  19. Transcription Start Sites Transcription often starts at CG within promoter

  20. 5’ Untranslated Regions • First exon often contains dozens to thousands of bases before Start codon (median 150) • Sometimes contains regulatory sequences, e.g. binding sites for RNA binding proteins, and translation initiators

  21. Splice Regulatory Sites • Splicing is achieved through binding of spliceosome to recognition sequences on nascent RNA molecule

  22. Splice Regulatory Sites • Tissue-specific splice regulatory sites are highly conserved From Merkin et al Science 2012

  23. Splicing Patterns Evolve in All Tissues Except Brain From Merkin et al Science 2012

  24. Non-Coding Elements in Coding Exons • Many regulatory sites occur within coding exons, esp. toward 5’ end • These constrain some codons as much as protein sequence • Many human SNPs break TFBS but have little effect on protein (AFAWK) From Stergachis et al Science 2013

  25. 3’ Untranslated Regions • Longest exon is usually 3’UTR (>1000 nt) • Typically 1/3 – 1/2 of a gene is in 5’ & 3’ UTRs • 3’UTR has binding sites for miRNAs and RNA binding proteins • AU-rich elements (AREs) stabilize mRNA • Proteins recognize complex secondary structure GRIK4 3’UTR secondary structure is conserved

  26. RNA Binding-Protein Sites • mRNAs are usually further processed (e.g. transported or sequestered) • RNA binding proteins recognize specific motifs within secondary structure of 3’ or 5’ UTR • These sites are often highly conserved From Ray et al Nature 2013
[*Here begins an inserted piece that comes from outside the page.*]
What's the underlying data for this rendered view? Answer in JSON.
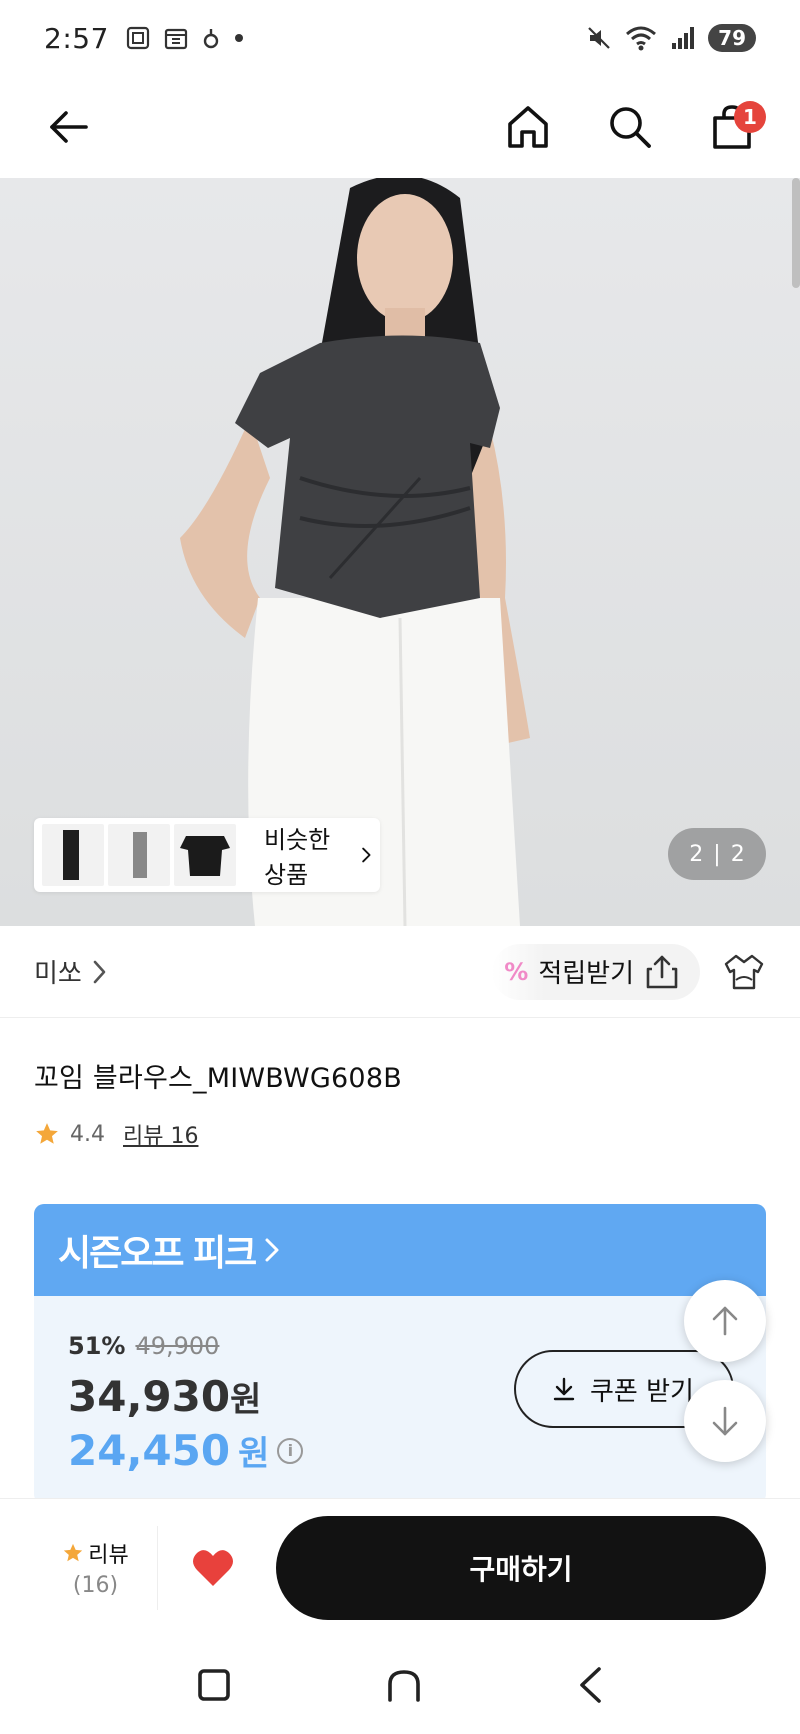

  27. Poly-adenylation/Termination Sites • Transcripts can be terminated and poly-adenylated at sites with specific sequences • Most genes have alternate poly-adenylation sites • Median lengths of 3’UTR are 250 & 1773 bp(mouse)

  28. Poly-adenylation/Termination Sites • Rapidly proliferating cells express gene isoforms with short 3’ UTRs • Neurons typically have longer 3’ UTRs Types of alternate poly-adenylation Elkon et al, NRG 2013

  29. DEMO: GAPDH and GABRA1 in UCSC Browser